Educational policy and the challenge of school segregation in Catalonia

Bonal, Xavier
Anglais, Espagnol
IIEP foresight papers
18 p.

Version en ligne

A propos de la publication

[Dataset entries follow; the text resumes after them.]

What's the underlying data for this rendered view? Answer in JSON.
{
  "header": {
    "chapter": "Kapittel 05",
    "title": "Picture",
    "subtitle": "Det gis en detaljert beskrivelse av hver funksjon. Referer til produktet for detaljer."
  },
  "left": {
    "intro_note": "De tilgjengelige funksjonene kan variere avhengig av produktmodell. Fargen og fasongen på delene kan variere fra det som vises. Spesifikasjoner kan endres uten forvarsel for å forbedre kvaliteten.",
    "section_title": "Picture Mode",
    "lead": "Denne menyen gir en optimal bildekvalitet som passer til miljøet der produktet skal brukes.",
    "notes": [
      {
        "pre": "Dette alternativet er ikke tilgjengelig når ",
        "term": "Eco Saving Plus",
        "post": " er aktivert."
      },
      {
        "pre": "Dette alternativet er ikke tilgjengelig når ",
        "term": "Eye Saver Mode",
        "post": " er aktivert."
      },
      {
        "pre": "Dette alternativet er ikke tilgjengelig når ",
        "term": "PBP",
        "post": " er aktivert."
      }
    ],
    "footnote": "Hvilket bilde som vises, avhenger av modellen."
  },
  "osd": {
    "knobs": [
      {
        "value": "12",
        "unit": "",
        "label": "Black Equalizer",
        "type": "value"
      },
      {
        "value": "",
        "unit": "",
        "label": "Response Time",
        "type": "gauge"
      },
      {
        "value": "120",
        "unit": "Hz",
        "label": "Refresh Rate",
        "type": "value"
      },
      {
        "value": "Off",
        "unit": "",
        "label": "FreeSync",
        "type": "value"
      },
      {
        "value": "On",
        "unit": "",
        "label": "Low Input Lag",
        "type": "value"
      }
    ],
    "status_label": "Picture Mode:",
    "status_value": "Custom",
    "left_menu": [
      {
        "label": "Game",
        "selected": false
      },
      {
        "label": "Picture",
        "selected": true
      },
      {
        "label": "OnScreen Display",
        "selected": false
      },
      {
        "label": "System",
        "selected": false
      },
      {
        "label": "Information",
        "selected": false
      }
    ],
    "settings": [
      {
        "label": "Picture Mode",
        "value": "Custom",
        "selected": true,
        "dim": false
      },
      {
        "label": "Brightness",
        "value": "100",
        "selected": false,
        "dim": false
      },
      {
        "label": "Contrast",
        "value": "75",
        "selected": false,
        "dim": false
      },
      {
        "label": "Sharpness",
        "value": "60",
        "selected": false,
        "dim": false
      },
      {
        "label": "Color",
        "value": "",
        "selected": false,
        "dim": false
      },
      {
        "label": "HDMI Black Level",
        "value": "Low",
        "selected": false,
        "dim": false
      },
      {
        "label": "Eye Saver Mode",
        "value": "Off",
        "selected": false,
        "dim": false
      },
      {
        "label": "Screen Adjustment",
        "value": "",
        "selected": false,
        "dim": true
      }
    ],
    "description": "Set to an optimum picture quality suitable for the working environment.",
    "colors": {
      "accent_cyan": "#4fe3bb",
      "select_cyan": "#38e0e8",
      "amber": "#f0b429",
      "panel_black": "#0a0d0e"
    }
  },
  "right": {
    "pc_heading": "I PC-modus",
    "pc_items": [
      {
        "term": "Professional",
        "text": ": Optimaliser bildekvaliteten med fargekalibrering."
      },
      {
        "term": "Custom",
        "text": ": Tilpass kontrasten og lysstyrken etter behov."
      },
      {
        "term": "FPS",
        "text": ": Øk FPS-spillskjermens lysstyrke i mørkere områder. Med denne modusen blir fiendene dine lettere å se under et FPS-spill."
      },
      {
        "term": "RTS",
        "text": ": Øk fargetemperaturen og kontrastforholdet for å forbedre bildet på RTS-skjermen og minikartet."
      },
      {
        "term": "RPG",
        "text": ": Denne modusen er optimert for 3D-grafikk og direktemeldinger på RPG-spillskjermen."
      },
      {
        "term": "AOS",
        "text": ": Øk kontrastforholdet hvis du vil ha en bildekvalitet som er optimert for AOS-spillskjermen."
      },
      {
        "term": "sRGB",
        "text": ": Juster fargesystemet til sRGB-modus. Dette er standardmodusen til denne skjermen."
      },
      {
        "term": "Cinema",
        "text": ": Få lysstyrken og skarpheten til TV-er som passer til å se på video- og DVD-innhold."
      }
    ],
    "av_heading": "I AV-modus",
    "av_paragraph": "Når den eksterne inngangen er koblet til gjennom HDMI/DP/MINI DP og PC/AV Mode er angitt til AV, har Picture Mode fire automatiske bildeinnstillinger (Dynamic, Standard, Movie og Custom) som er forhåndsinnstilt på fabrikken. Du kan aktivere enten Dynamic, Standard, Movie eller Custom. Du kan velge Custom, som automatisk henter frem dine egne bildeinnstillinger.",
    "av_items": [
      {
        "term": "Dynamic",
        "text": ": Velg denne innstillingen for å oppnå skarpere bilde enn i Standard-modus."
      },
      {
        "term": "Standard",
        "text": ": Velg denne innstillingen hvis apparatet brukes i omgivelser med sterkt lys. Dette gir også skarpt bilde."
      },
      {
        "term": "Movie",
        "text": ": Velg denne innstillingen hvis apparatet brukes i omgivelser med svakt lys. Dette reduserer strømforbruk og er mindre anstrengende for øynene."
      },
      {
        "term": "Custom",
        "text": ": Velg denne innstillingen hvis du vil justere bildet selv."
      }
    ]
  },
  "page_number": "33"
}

The concentration of social groups in certain geographic areas and institutions is not a new phenomenon, but since the current migration crisis, one of the world's largest since the end of the Second World War, it has reached an unprecedented level. This poses important challenges to many education systems: the arrival of newcomers often leads to increasing enrolment of immigrant students in schools where there is already a significant socially disadvantaged or at-risk population. This situation has important implications in terms of scholastic performance, school equality, and social cohesion. This paper presents the case of Catalonia (Spain), which in the past few years has experienced a significant influx of foreign students, with the proportion of the student population rising from 2 per cent, 10 years ago, to 15 per cent today. During this time, middle-class families have withdrawn their children from lower-class schools – a process known as 'social differentiation'. The combination of these two phenomena has gradually led to a situation of segregation in some institutions.